This is very common question. The Data A is for the ATP generated by the cells when they are incubated with the NRB. Data B is for the total ATP released and present in the sample which keeps rising for a few minutes after the cells are incubated with the NRB and finally plateau off. Before the ADP converter is added you will not know the levels of ADP, since only ATP will be recognized luminometrically. The ADP has to be converted to ATP for recognition. Data C is after conversion of ADP from the samples to ATP.
Can this kit be used with samples like bacteria, plants, drosophila, yeast etc?
We have optimized the kit with mammalian samples. However, theoretically these kits should work with samples from multiple species/sources. Since the optimal conditions depend on the sample type, the protocol has to be be adapted to fit the samples for efficient results. Please refer to this kits citations to see what kind of samples have been used with this kit other than mammalian samples.
Can we use frozen samples with this assay?
Fresh samples are always preferred over frozen samples. However, frozen samples can also be used, provided, they were frozen right after isolation, were not freeze thawed multiple time (for which we recommend aliquoting the samples before freezing) and have been frozen for relatively short periods.
Can we use a different wavelength than recommended for the final analysis?
It is always recommended to use the exact recommended wavelength for the most efficient results. However, most plate readers have flexibility in their band width of detection in increments of +/- 10 nm. Depending on this flexibility range, you can deviate from the recommended wavelengths within limits.
What is the exact volume of sample required for this assay?
There is no specific volume we can recommend for the amount any sample to be used since it is completely sample concentration and quality based. You have to do a pilot expt with multiple sample volumes to determine the optimal volume which gives a reading within the linear range of the standard curve. Please refer to the citations for this product to see what other clients have used with similar sample types.
Do you have trial sizes of this kit?
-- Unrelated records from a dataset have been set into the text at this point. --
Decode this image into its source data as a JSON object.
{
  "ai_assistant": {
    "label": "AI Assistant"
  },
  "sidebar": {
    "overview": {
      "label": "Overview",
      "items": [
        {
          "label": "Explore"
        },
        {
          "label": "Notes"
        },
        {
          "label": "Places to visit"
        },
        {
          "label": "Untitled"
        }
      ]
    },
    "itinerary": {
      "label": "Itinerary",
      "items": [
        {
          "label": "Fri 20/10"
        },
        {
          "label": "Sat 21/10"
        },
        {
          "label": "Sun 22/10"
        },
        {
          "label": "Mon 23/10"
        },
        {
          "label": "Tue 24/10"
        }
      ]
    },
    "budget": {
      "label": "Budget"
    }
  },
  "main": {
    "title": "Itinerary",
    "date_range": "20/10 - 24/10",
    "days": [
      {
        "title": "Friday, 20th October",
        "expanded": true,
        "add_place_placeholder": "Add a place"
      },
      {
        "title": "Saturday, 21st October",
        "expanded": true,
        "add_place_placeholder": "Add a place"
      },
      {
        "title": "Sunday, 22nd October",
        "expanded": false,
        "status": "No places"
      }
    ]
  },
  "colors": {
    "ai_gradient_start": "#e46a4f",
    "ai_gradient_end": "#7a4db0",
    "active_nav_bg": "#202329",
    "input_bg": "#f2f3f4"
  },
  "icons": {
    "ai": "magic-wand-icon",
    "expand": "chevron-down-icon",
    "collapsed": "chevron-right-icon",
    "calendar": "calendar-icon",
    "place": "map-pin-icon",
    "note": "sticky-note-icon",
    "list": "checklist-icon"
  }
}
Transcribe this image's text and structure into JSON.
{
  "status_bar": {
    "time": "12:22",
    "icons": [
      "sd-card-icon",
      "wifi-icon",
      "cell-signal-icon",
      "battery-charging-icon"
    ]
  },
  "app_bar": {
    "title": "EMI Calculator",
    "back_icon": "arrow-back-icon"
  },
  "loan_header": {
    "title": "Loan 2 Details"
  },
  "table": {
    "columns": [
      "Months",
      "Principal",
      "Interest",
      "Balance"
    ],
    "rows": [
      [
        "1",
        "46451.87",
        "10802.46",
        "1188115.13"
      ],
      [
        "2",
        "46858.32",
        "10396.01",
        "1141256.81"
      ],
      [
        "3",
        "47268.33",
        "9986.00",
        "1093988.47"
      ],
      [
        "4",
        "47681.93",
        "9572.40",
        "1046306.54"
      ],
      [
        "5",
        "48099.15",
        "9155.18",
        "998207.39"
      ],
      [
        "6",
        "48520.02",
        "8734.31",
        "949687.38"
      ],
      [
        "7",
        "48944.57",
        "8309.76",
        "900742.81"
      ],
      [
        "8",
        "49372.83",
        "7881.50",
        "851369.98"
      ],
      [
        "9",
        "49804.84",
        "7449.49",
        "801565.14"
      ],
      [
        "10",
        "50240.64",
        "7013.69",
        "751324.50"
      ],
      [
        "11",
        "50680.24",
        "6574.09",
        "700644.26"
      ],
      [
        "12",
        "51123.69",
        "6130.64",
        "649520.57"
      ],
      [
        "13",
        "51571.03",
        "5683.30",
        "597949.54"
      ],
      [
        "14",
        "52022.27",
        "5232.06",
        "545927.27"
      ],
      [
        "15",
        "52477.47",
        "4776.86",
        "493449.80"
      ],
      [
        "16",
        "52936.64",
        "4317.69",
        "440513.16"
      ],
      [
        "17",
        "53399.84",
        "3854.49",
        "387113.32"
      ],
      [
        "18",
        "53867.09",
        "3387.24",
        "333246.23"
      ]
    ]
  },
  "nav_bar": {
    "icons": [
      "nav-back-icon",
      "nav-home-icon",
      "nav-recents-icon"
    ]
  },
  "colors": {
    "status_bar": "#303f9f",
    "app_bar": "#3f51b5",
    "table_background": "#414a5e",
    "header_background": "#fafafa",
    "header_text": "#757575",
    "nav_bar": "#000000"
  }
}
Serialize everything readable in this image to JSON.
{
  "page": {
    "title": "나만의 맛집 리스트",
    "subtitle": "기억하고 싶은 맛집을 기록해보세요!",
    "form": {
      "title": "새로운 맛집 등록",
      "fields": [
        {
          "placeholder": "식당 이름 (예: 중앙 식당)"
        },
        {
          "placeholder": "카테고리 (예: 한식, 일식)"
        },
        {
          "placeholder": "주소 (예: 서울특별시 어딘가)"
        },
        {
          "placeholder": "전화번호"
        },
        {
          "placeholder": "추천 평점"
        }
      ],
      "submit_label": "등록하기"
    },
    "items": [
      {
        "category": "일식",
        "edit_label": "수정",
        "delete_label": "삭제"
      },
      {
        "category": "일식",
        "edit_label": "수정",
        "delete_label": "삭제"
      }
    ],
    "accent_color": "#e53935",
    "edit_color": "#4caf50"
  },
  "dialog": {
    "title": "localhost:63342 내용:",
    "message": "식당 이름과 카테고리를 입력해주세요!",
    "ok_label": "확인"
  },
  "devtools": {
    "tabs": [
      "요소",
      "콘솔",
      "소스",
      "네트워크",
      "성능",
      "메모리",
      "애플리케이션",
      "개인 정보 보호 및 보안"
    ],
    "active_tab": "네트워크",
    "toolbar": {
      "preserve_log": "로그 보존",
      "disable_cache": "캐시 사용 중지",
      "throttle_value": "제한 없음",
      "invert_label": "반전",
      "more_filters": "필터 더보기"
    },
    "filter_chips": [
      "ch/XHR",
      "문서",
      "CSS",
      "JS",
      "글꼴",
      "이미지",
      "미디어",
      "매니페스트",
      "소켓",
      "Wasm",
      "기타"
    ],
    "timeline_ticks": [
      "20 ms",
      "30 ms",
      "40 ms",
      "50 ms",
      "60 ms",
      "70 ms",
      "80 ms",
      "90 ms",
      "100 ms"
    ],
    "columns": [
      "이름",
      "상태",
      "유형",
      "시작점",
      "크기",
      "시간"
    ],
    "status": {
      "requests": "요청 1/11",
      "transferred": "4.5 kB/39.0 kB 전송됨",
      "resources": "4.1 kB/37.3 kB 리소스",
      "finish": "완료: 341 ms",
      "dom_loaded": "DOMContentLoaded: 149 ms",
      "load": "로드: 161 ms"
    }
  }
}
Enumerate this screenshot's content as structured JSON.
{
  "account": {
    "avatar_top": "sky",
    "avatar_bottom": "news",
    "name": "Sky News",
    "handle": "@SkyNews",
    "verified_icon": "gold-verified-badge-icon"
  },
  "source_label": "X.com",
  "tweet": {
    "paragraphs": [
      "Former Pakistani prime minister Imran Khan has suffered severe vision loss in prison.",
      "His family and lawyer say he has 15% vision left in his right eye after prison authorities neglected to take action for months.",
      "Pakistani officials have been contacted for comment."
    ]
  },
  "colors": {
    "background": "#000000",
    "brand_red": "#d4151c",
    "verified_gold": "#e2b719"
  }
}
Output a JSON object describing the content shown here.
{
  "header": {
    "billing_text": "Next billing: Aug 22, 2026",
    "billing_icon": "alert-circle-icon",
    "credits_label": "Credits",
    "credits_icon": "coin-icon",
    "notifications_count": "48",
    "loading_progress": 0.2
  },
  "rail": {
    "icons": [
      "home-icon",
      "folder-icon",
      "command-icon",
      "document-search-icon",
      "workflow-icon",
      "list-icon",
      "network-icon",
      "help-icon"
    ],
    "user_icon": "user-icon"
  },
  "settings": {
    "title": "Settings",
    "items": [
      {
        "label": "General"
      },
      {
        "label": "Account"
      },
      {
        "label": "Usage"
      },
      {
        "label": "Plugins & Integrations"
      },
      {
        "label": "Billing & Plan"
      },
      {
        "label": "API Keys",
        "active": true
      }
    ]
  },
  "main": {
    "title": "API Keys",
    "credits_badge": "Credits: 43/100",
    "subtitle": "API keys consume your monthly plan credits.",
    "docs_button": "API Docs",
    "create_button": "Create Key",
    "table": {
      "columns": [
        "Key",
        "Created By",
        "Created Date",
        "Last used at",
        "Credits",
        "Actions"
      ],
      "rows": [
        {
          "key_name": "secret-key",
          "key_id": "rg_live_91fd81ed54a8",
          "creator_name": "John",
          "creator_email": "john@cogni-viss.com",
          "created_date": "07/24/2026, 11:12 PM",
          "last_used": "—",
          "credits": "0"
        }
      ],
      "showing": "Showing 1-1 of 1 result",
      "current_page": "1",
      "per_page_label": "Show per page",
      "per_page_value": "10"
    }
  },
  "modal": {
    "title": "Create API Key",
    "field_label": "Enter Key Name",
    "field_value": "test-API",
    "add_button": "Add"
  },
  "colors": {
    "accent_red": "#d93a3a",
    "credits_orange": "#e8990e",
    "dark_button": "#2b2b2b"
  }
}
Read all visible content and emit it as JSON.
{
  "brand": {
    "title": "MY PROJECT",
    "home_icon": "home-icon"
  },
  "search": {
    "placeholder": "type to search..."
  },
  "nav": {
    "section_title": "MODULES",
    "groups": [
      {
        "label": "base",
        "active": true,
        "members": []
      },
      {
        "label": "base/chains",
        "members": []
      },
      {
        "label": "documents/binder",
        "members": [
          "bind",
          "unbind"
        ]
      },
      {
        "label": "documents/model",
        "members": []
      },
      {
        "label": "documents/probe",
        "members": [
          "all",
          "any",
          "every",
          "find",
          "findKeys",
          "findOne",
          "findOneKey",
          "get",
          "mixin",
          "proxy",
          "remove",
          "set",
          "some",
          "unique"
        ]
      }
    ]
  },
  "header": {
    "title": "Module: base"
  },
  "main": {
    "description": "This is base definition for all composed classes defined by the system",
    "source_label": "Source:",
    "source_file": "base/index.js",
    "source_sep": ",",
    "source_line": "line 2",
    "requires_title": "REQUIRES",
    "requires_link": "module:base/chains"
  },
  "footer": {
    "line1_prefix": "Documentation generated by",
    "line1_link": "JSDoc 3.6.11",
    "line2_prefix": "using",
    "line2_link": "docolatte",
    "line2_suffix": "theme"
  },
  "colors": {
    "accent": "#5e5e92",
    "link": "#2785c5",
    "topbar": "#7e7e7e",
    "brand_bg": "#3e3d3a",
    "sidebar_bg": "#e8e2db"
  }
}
Unfortunately, we do not have trial sizes of this kit available. However, if you are based in the US or Canada, we will give you a 10% off list price introductory discount on its purchase price. If you are based out of this area please contact yopur regional BioVision distributor.
What is the shelf life of this kit?
This kit is good for 12 months from the date of shipment in the unopened form when stored at the appropriate temperature and appropriate conditions. After opening and reconstitution, some of the components in this kit are good for 2 months at -20°C. Please refer to the datasheet for storage information and shelf life of each of the components.
Why are my standard curve values lower than those shown on the datasheet?
There are multiple factors which influence the signals like the incubation times, room temperature, handling etc. In general, to increase the value of the standards, you can increase the incubation time. As long as the standard curve is linear, it should be fine to use, since all of your samples will also be measured under the same conditions on this curve.
How do I normalize my samples against protein concentration?
You can use a protein quantitation assay on the supernatants you get from cell/tissue lysates or with any other liquid sample in the assay buffer.
Can we purchase individual components of this kit?
Yes, you can purchase any of the kits components without the whole kit. Please refer to the component Cat #s mentioned on the datasheet for ordering.
Can we use an alternate buffer for sample preparation (cell lysis, sample dilutions etc)?
Our assay buffers are optimized for the reactions they are designed for. They not only contain some detergents for efficient lysis of your cells/tissue, but also contain some proprietary components required for the further reactions. Therefore, we highly recommend using the buffers provided in the kit for the best results.
Should I make a standard curve for every expt I do, or is one curve/kit enough?
Yes, It is recommended to do the standards every time you do the expt. There is always a chance that something was done differently that day and we do not want any conditions to differ between standards and samples.